It may seem a small matter given everything else that is going on in Canberra, but yesterday was the closing date for nominations for vacancies on the ABC and SBS boards. The selection process will now begin.
This will be the second set of appointments made under the new arm’s length appointment process, in which an independent panel conducts the search and serves up a shortlist of names to minister Stephen Conroy.
But although the process is independent, the parameters are within the influence of the incumbents. I understand that ABC chairman Maurice Newman has made it clear he wants a financial whizz to fill the vacancy created by departure of cultural warrior Janet Albrechtsen.
Now at first sight, this seems a strange thing. The board does not lack financial expertise in the broad sense. Newman himself is a former chair of the Australian Stock Exchange, and the board also includes lawyer and banker Steven Skala (although he departs next year) and Adelaide hotelier Peter Hurley.
Yet I am told that the search is on for someone who can go through the national broadcaster’s accounts line by line, and ask searching questions of management.
Why? Is there a problem?
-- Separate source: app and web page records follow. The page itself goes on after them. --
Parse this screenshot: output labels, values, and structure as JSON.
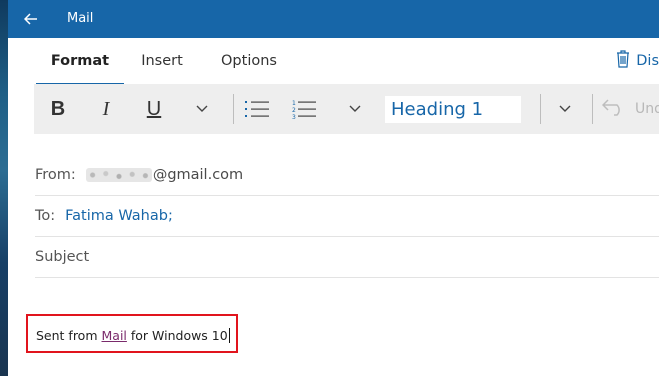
{
  "window": {
    "title": "Mail"
  },
  "tabs": [
    {
      "label": "Format",
      "active": true
    },
    {
      "label": "Insert",
      "active": false
    },
    {
      "label": "Options",
      "active": false
    }
  ],
  "discard_label": "Dis",
  "toolbar": {
    "bold": "B",
    "italic": "I",
    "underline": "U",
    "style_value": "Heading 1",
    "undo_label": "Und"
  },
  "compose": {
    "from_label": "From:",
    "from_value": "@gmail.com",
    "to_label": "To:",
    "to_value": "Fatima Wahab;",
    "subject_placeholder": "Subject"
  },
  "signature": {
    "prefix": "Sent from ",
    "link": "Mail",
    "suffix": " for Windows 10"
  },
  "colors": {
    "accent": "#1766a8",
    "highlight_border": "#e1141d",
    "toolbar_bg": "#eeeeee"
  }
}
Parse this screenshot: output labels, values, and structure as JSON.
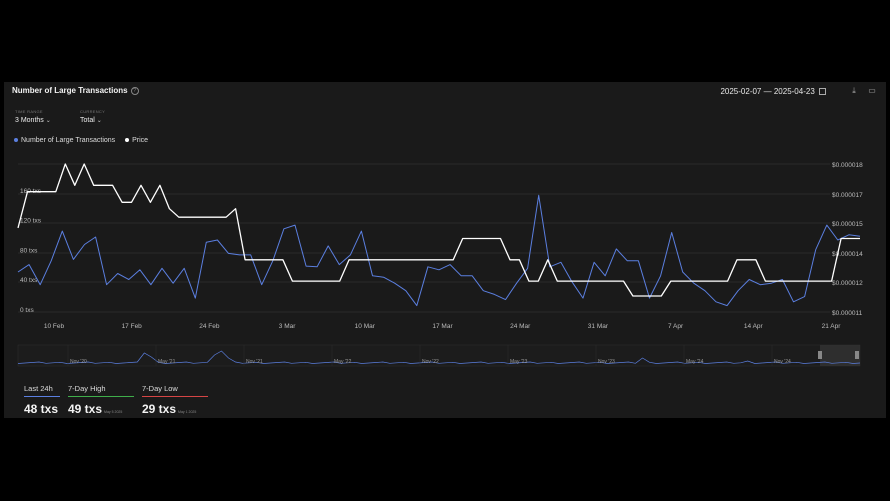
{
  "header": {
    "title": "Number of Large Transactions",
    "date_start": "2025-02-07",
    "date_sep": "—",
    "date_end": "2025-04-23"
  },
  "controls": {
    "timeframe": {
      "label": "TIME RANGE",
      "value": "3 Months"
    },
    "aggregation": {
      "label": "CURRENCY",
      "value": "Total"
    }
  },
  "legend": {
    "series1": "Number of Large Transactions",
    "series2": "Price"
  },
  "colors": {
    "transactions": "#5b7fe0",
    "price": "#ffffff",
    "grid": "#3a3a3a",
    "high": "#3fae4a",
    "low": "#d64545",
    "last": "#5b7fe0"
  },
  "chart_data": {
    "type": "line",
    "y_left_ticks": [
      "0 txs",
      "40 txs",
      "80 txs",
      "120 txs",
      "160 txs"
    ],
    "y_right_ticks": [
      "$0.000011",
      "$0.000012",
      "$0.000014",
      "$0.000015",
      "$0.000017",
      "$0.000018"
    ],
    "x_ticks": [
      "10 Feb",
      "17 Feb",
      "24 Feb",
      "3 Mar",
      "10 Mar",
      "17 Mar",
      "24 Mar",
      "31 Mar",
      "7 Apr",
      "14 Apr",
      "21 Apr"
    ],
    "ylim_left": [
      0,
      200
    ],
    "ylim_right": [
      1.1e-05,
      1.8e-05
    ],
    "series": [
      {
        "name": "Number of Large Transactions",
        "axis": "left",
        "values": [
          55,
          65,
          38,
          70,
          110,
          72,
          92,
          102,
          38,
          53,
          45,
          58,
          38,
          60,
          40,
          60,
          20,
          95,
          98,
          80,
          78,
          78,
          38,
          70,
          113,
          118,
          63,
          62,
          90,
          65,
          78,
          110,
          50,
          48,
          40,
          30,
          10,
          62,
          58,
          65,
          50,
          50,
          30,
          25,
          18,
          40,
          60,
          158,
          62,
          68,
          42,
          20,
          68,
          50,
          86,
          70,
          70,
          20,
          50,
          108,
          55,
          40,
          30,
          15,
          10,
          30,
          45,
          38,
          40,
          45,
          15,
          22,
          85,
          118,
          98,
          105,
          103
        ],
        "color": "#5b7fe0"
      },
      {
        "name": "Price",
        "axis": "right",
        "values": [
          1.5e-05,
          1.67e-05,
          1.67e-05,
          1.67e-05,
          1.67e-05,
          1.8e-05,
          1.7e-05,
          1.8e-05,
          1.7e-05,
          1.7e-05,
          1.7e-05,
          1.62e-05,
          1.62e-05,
          1.7e-05,
          1.62e-05,
          1.7e-05,
          1.59e-05,
          1.55e-05,
          1.55e-05,
          1.55e-05,
          1.55e-05,
          1.55e-05,
          1.55e-05,
          1.59e-05,
          1.35e-05,
          1.35e-05,
          1.35e-05,
          1.35e-05,
          1.35e-05,
          1.25e-05,
          1.25e-05,
          1.25e-05,
          1.25e-05,
          1.25e-05,
          1.25e-05,
          1.35e-05,
          1.35e-05,
          1.35e-05,
          1.35e-05,
          1.35e-05,
          1.35e-05,
          1.35e-05,
          1.35e-05,
          1.35e-05,
          1.35e-05,
          1.35e-05,
          1.35e-05,
          1.45e-05,
          1.45e-05,
          1.45e-05,
          1.45e-05,
          1.45e-05,
          1.35e-05,
          1.35e-05,
          1.25e-05,
          1.25e-05,
          1.35e-05,
          1.25e-05,
          1.25e-05,
          1.25e-05,
          1.25e-05,
          1.25e-05,
          1.25e-05,
          1.25e-05,
          1.25e-05,
          1.18e-05,
          1.18e-05,
          1.18e-05,
          1.18e-05,
          1.25e-05,
          1.25e-05,
          1.25e-05,
          1.25e-05,
          1.25e-05,
          1.25e-05,
          1.25e-05,
          1.35e-05,
          1.35e-05,
          1.35e-05,
          1.25e-05,
          1.25e-05,
          1.25e-05,
          1.25e-05,
          1.25e-05,
          1.25e-05,
          1.25e-05,
          1.25e-05,
          1.45e-05,
          1.45e-05,
          1.45e-05
        ],
        "color": "#ffffff"
      }
    ]
  },
  "navigator": {
    "labels": [
      "Nov '20",
      "May '21",
      "Nov '21",
      "May '22",
      "Nov '22",
      "May '23",
      "Nov '23",
      "May '24",
      "Nov '24"
    ]
  },
  "stats": [
    {
      "label": "Last 24h",
      "value": "48 txs",
      "sub": "",
      "color": "#5b7fe0"
    },
    {
      "label": "7-Day High",
      "value": "49 txs",
      "sub": "May 5 2025",
      "color": "#3fae4a"
    },
    {
      "label": "7-Day Low",
      "value": "29 txs",
      "sub": "May 1 2025",
      "color": "#d64545"
    }
  ]
}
Apparently not. The view is that an organisation spending so much public money has to be schmicker than schmick when it comes to making sure all the dollars and cents are accounted for. On the other hand, some might think this is a job for senior management, rather than the board.
In any case, at least two applicants I know of have been discouraged from applying because they have been told only financial whizzes are wanted.
Meanwhile I am told that Conroy would like to see an appointee who is not from Sydney or Melbourne.
As for the SBS board, Joseph Skrzynski was recently announced as the next chair. He will replace Carla Zampatti from December 17. He and Elleni Bereded-Samuel were appointed to the board in March 2009, so it might be thought that they represents current thinking on where SBS should be going and what it should be doing.
So far, though, Skrzynski has declined requests for interviews so it is hard to know what his vision might be.
The notable lack on the SBS board is technological and new media nous. This appointment might well be seen as an opportunity to redress that.
And current SBS board member and industry veteran Gerald Stone tells me he has recommended they look for someone under the age of 30 to give a different perspective.
All that means that new media innovator Bronwen Clune, known to be applying for both positions, might be in the running for SBS, if not for the ABC. She’s not under 30, but she’s young. Doubtless, though, there are many other applicants.
In the meantime, the second public broadcaster seems to have somewhat dropped off the political radar. Perhaps, if and when he breaks his silence, Skrzynski will change that.
Declaration: Clune is on the board of the Foundation for Public Interest Journalism, of which I am the chair.